Federal public defender may represent Megahed
By KEVIN GRAHAM, Times Staff Writer
Published September 12, 2007
TAMPA - A federal public defender may represent one of the suspended University of South Florida students in jail on explosives charges, leaving the other to hire a private attorney for what some lawyers say will be a costly legal fight.
Youssef Megahed has asked for a federal public defender to take his case, said Andy Savage, the Charleston, S.C., attorney who currently represents him.
"We're in transition right now," Savage said Tuesday. "We're in contact with the federal public defender. They have to interview Youssef and see whether or not he fits the criteria. But that's likely the direction."
A judge will review Megahed's request, considering his personal income, before deciding whether to appoint a public defender. If that happens, it would be a conflict for the public defender's office to represent both students.
The court could then turn to a list of private lawyers who are available to take Ahmed Mohamed's case if he also requests a public defender. He also has the option of hiring his own attorney, if he can afford it.
The Egyptian embassy is helping Mohamed search for a new attorney and will pay for part of his legal fees, said embassy spokesman Karim Haggag. An embassy representative also visited the men in jail in Moncks Corner, S.C., before their transfer to Tampa.
Megahed, 21, and Mohamed, 26, remain in solitary confinement at a Hillsborough County jail, but are scheduled for a bail hearing on Friday.
Local lawyers familiar with the case say the attorneys chosen to defend the students can expect to spend a lot of money and time preparing for court.
"There's no question that this will be a very expensive fight," said attorney Eddie Suarez. "The amount of time that is going to be spent in preparing, researching the law, interviewing the witnesses and examining the evidence is inordinate. This will be a very, very expensive case."
Though they aren't involved in the case, several criminal defense attorneys around Tampa have read the indictment against the students. Most agree that having experts to dissect the explosives charge will be key.
"You always want an expert that will have the best credentials that you can get," Suarez said. "The more respect they have, the more published they are, the better the likelihood their opinion will sway a jury."
Attorney Ron Cacciatore said finding the right expert could be a big ticket item for the defense.
"Experts don't come cheap," he said. Cacciatore pointed to federal tax fraud cases, where he said a defense can spend $500,000 on experts alone.
"Unless you're made of money, it's pretty tough to defend yourself," Cacciatore said.
A federal judge has ordered that an Arabic translator attend court proceedings to interpret for Mohamed. If Mohamed has to hire an attorney, a translator could be an extra cost for his lawyer during private meetings.
"Those people don't grow on trees," said attorney Brian Gonzalez.

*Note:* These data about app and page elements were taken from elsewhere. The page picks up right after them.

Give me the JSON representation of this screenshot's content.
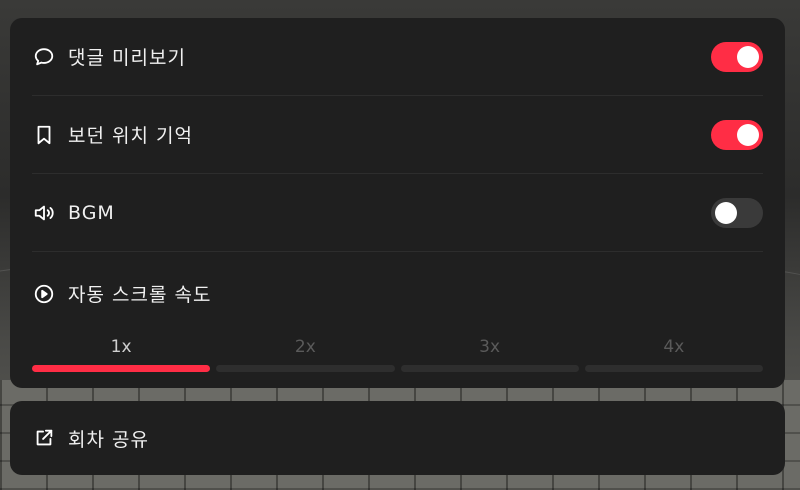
{
  "colors": {
    "accent": "#ff2d45",
    "panel": "#1f1f1f",
    "track_off": "#3a3a3a"
  },
  "settings": {
    "comment_preview": {
      "label": "댓글 미리보기",
      "icon": "comment-bubble-icon",
      "enabled": true
    },
    "reading_position": {
      "label": "보던 위치 기억",
      "icon": "bookmark-icon",
      "enabled": true
    },
    "bgm": {
      "label": "BGM",
      "icon": "speaker-icon",
      "enabled": false
    },
    "auto_scroll": {
      "label": "자동 스크롤 속도",
      "icon": "play-circle-icon",
      "options": [
        "1x",
        "2x",
        "3x",
        "4x"
      ],
      "selected": "1x"
    }
  },
  "share": {
    "label": "회차 공유",
    "icon": "external-link-icon"
  }
}
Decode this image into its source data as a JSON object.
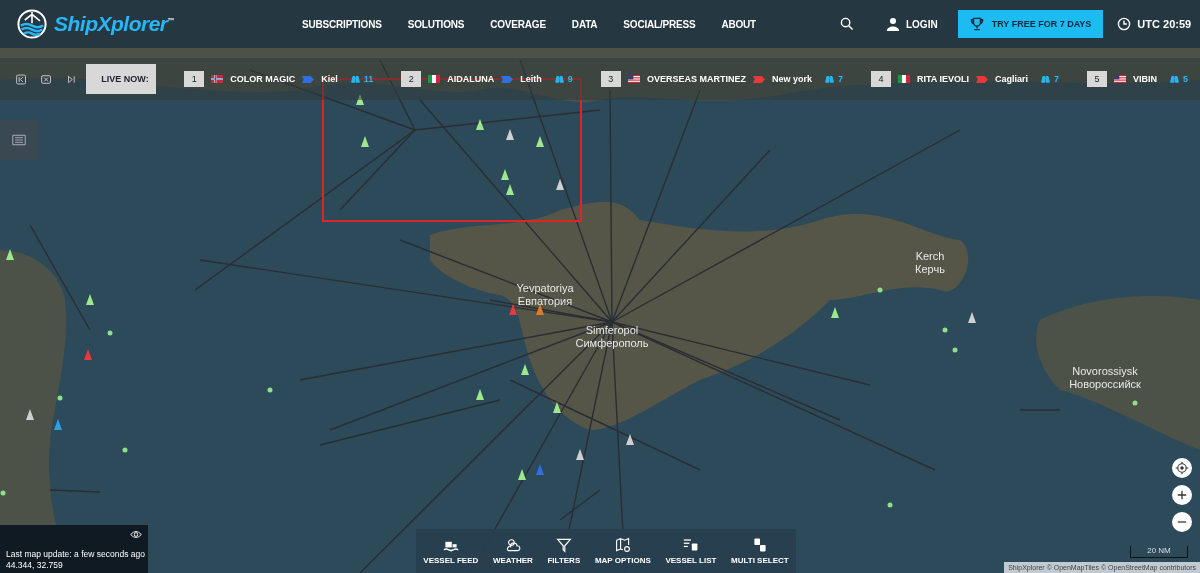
{
  "header": {
    "logo": "ShipXplorer",
    "logo_mark": "™",
    "nav": [
      "SUBSCRIPTIONS",
      "SOLUTIONS",
      "COVERAGE",
      "DATA",
      "SOCIAL/PRESS",
      "ABOUT"
    ],
    "login": "LOGIN",
    "cta": "TRY FREE FOR 7 DAYS",
    "clock": "UTC 20:59"
  },
  "live_bar": {
    "label": "LIVE NOW:",
    "vessels": [
      {
        "rank": "1",
        "kind": "norway",
        "name": "COLOR MAGIC",
        "destination": "Kiel",
        "color": "#2f6fe0",
        "viewers": "11"
      },
      {
        "rank": "2",
        "kind": "italy",
        "name": "AIDALUNA",
        "destination": "Leith",
        "color": "#2f6fe0",
        "viewers": "9"
      },
      {
        "rank": "3",
        "kind": "usa",
        "name": "OVERSEAS MARTINEZ",
        "destination": "New york",
        "color": "#e8383d",
        "viewers": "7"
      },
      {
        "rank": "4",
        "kind": "italy",
        "name": "RITA IEVOLI",
        "destination": "Cagliari",
        "color": "#e8383d",
        "viewers": "7"
      },
      {
        "rank": "5",
        "kind": "usa",
        "name": "VIBIN",
        "viewers": "5"
      }
    ]
  },
  "map": {
    "labels": [
      {
        "name": "Yevpatoriya",
        "native": "Евпатория"
      },
      {
        "name": "Simferopol",
        "native": "Симферополь"
      },
      {
        "name": "Kerch",
        "native": "Керчь"
      },
      {
        "name": "Novorossiysk",
        "native": "Новороссийск"
      }
    ]
  },
  "info": {
    "text": "Last map update: a few seconds ago",
    "coords": "44.344, 32.759"
  },
  "toolbar": [
    {
      "kind": "feed",
      "label": "VESSEL FEED"
    },
    {
      "kind": "weather",
      "label": "WEATHER"
    },
    {
      "kind": "filters",
      "label": "FILTERS"
    },
    {
      "kind": "map",
      "label": "MAP OPTIONS"
    },
    {
      "kind": "list",
      "label": "VESSEL LIST"
    },
    {
      "kind": "multi",
      "label": "MULTI SELECT"
    }
  ],
  "scale": "20 NM",
  "attribution": "ShipXplorer © OpenMapTiles © OpenStreetMap contributors"
}
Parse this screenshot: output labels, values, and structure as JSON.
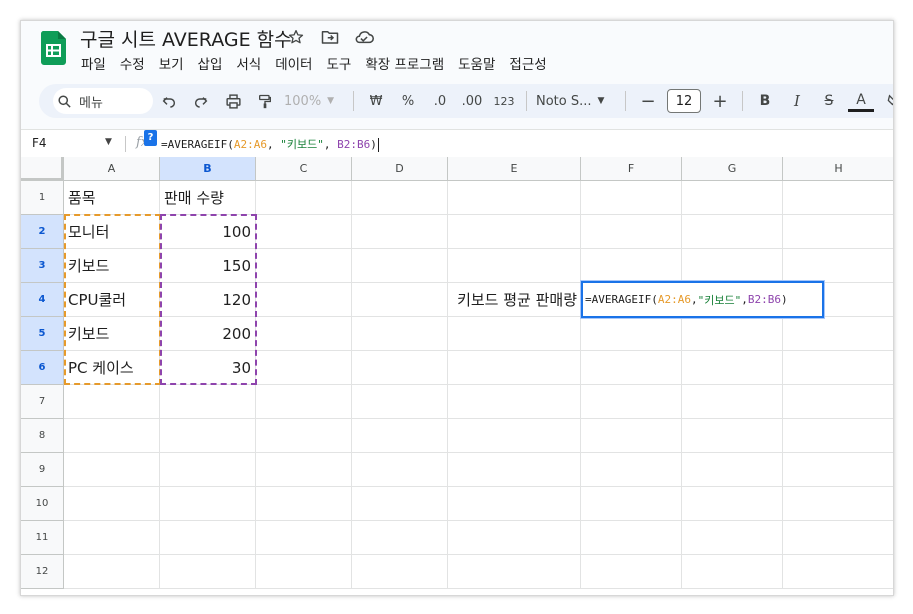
{
  "app": {
    "doc_title": "구글 시트 AVERAGE 함수",
    "colors": {
      "accent": "#1a73e8",
      "range_a": "#e69a2b",
      "range_b": "#8e44ad",
      "string": "#188038",
      "logo": "#0f9d58"
    }
  },
  "menu": [
    "파일",
    "수정",
    "보기",
    "삽입",
    "서식",
    "데이터",
    "도구",
    "확장 프로그램",
    "도움말",
    "접근성"
  ],
  "toolbar": {
    "search_label": "메뉴",
    "zoom": "100%",
    "currency": "₩",
    "percent": "%",
    "dec_decrease": ".0",
    "dec_increase": ".00",
    "number_format": "123",
    "font": "Noto S...",
    "font_size": "12",
    "minus": "−",
    "plus": "+",
    "bold": "B",
    "italic": "I",
    "strike": "S",
    "text_color": "A"
  },
  "formula_bar": {
    "name_box": "F4",
    "fx": "fx",
    "help": "?",
    "formula_parts": {
      "head": "=AVERAGEIF(",
      "range_a": "A2:A6",
      "sep1": ", ",
      "criteria": "\"키보드\"",
      "sep2": ", ",
      "range_b": "B2:B6",
      "tail": ")"
    }
  },
  "sheet": {
    "columns": [
      "A",
      "B",
      "C",
      "D",
      "E",
      "F",
      "G",
      "H"
    ],
    "selected_column": "B",
    "rows": [
      "1",
      "2",
      "3",
      "4",
      "5",
      "6",
      "7",
      "8",
      "9",
      "10",
      "11",
      "12"
    ],
    "data": [
      [
        "품목",
        "판매 수량"
      ],
      [
        "모니터",
        "100"
      ],
      [
        "키보드",
        "150"
      ],
      [
        "CPU쿨러",
        "120"
      ],
      [
        "키보드",
        "200"
      ],
      [
        "PC 케이스",
        "30"
      ]
    ],
    "label_cell": {
      "ref": "E4",
      "text": "키보드 평균 판매량"
    },
    "active_cell": "F4"
  }
}
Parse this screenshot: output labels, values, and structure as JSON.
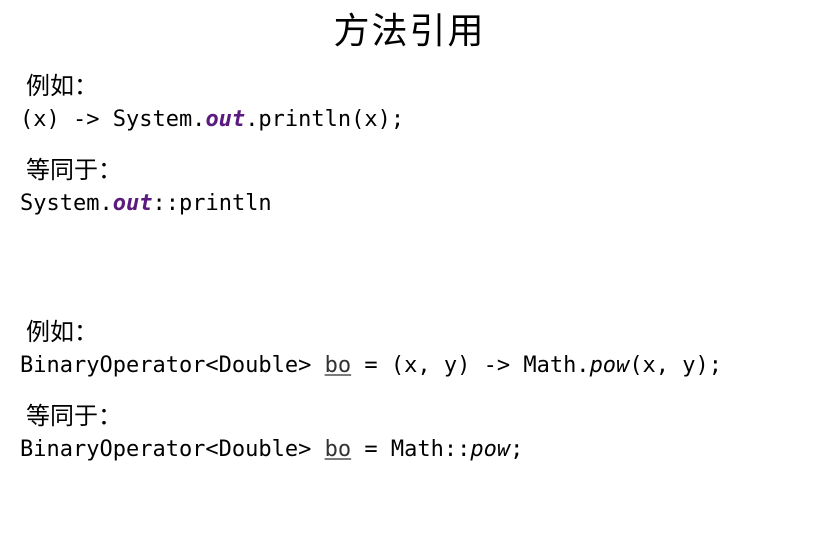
{
  "title": "方法引用",
  "section1": {
    "label1": "例如：",
    "code1_p1": "(x) -> System.",
    "code1_out": "out",
    "code1_p2": ".println(x);",
    "label2": "等同于：",
    "code2_p1": "System.",
    "code2_out": "out",
    "code2_p2": "::println"
  },
  "section2": {
    "label1": "例如：",
    "code3_p1": "BinaryOperator<Double> ",
    "code3_bo": "bo",
    "code3_p2": " = (x, y) -> Math.",
    "code3_pow": "pow",
    "code3_p3": "(x, y);",
    "label2": "等同于：",
    "code4_p1": "BinaryOperator<Double> ",
    "code4_bo": "bo",
    "code4_p2": " = Math::",
    "code4_pow": "pow",
    "code4_p3": ";"
  }
}
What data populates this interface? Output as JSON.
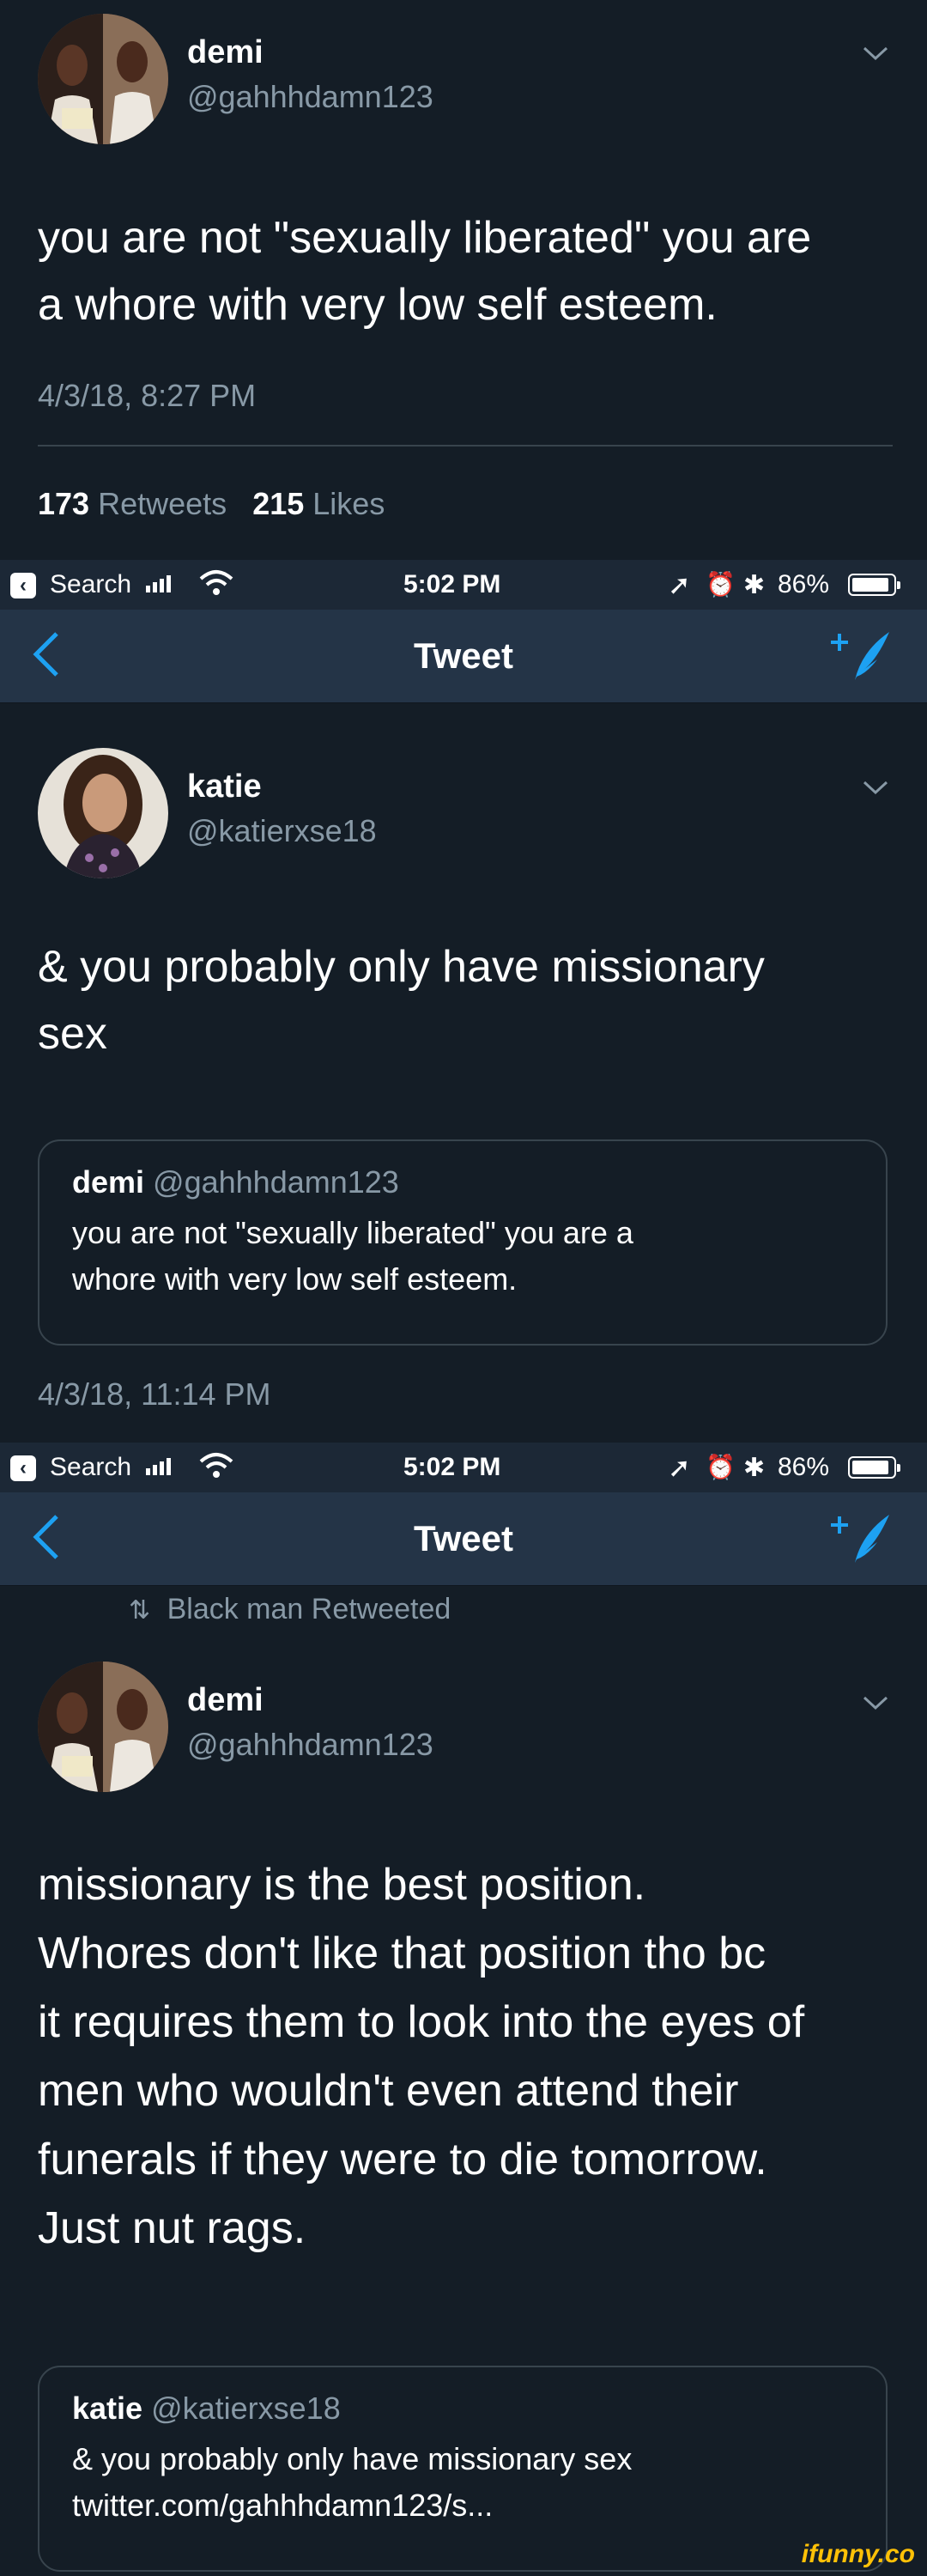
{
  "tweet1": {
    "name": "demi",
    "handle": "@gahhhdamn123",
    "text_lines": [
      "you are not \"sexually liberated\" you are",
      "a whore with very low self esteem."
    ],
    "timestamp": "4/3/18, 8:27 PM",
    "retweets_count": "173",
    "retweets_label": "Retweets",
    "likes_count": "215",
    "likes_label": "Likes"
  },
  "status": {
    "search": "Search",
    "time": "5:02 PM",
    "battery": "86%",
    "battery_level": 0.86
  },
  "nav": {
    "title": "Tweet"
  },
  "tweet2": {
    "name": "katie",
    "handle": "@katierxse18",
    "text_lines": [
      "& you probably only have missionary",
      "sex"
    ],
    "quote": {
      "name": "demi",
      "handle": "@gahhhdamn123",
      "body_lines": [
        "you are not \"sexually liberated\" you are a",
        "whore with very low self esteem."
      ]
    },
    "timestamp": "4/3/18, 11:14 PM"
  },
  "tweet3": {
    "retweeted_by": "Black man Retweeted",
    "name": "demi",
    "handle": "@gahhhdamn123",
    "text_lines": [
      "missionary is the best position.",
      "Whores don't like that position tho bc",
      "it requires them to look into the eyes of",
      "men who wouldn't even attend their",
      "funerals if they were to die tomorrow.",
      "Just nut rags."
    ],
    "quote": {
      "name": "katie",
      "handle": "@katierxse18",
      "body_lines": [
        "& you probably only have missionary sex",
        "twitter.com/gahhhdamn123/s..."
      ]
    }
  },
  "watermark": "ifunny.co",
  "colors": {
    "background": "#141d26",
    "navbar": "#243447",
    "statusbar": "#1c2836",
    "accent": "#1da1f2",
    "muted": "#8899a6",
    "border": "#38444d"
  }
}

Gonzalez said they usually charge by the hour, and could also be required if evidence like recorded phone calls or other correspondence has to be translated.
"We're not talking about years and years of sensitive documents," Gonzalez said, referring to the terrorism-related trial of former USF professor Sami Al-Arian. But "someone would have to pour in hundreds of hours in preparing this case."
Linda Moreno, who represented Al-Arian at his federal trial, said that beyond the costs, relaying the context of the case to a jury will be important for the defense.
"The government likes to operate these cases in a vacuum," she said. "The attorney needs to give the jury the fair and honest picture of the totality of circumstances."
While planning the defense, Moreno said, it could be helpful to go to Egypt, where both students were born.
"A good defense lawyer in these kinds of cases is going to investigate every possible, potential area of defense," Moreno said. "One might want to travel to the Middle East to determine what people have to say about the particular young men."
Kevin Beck, a former federal public defender, said the government "spared no expense" when he worked on a team that represented Hatem Fariz, one of Al-Arian's co-defendants.
"The federal defender in the federal defender's office spent untold hundreds of thousands of dollars in personnel to prepare for that case," Beck said.
Several attorneys, an investigator and paralegals worked full time on Fariz's defense, Beck said. Lawyers with that team traveled to Israel, Jordan and Egypt to look for witnesses, he said.
"In our instance, we had gentlemen who were also accused of conspiring to commit murder," Beck said.
The students face a less serious charge of transporting explosives.
During the trial of Al-Arian and his co-defendants, public defenders had to familiarize themselves with cultural, historical and political information, Beck said. "That may or may not be every bit as important in this case," he said.
Staff writer Abbie VanSickle contributed to this story. Kevin Graham can be reached at (813) 226-3433 or firstname.lastname@example.org.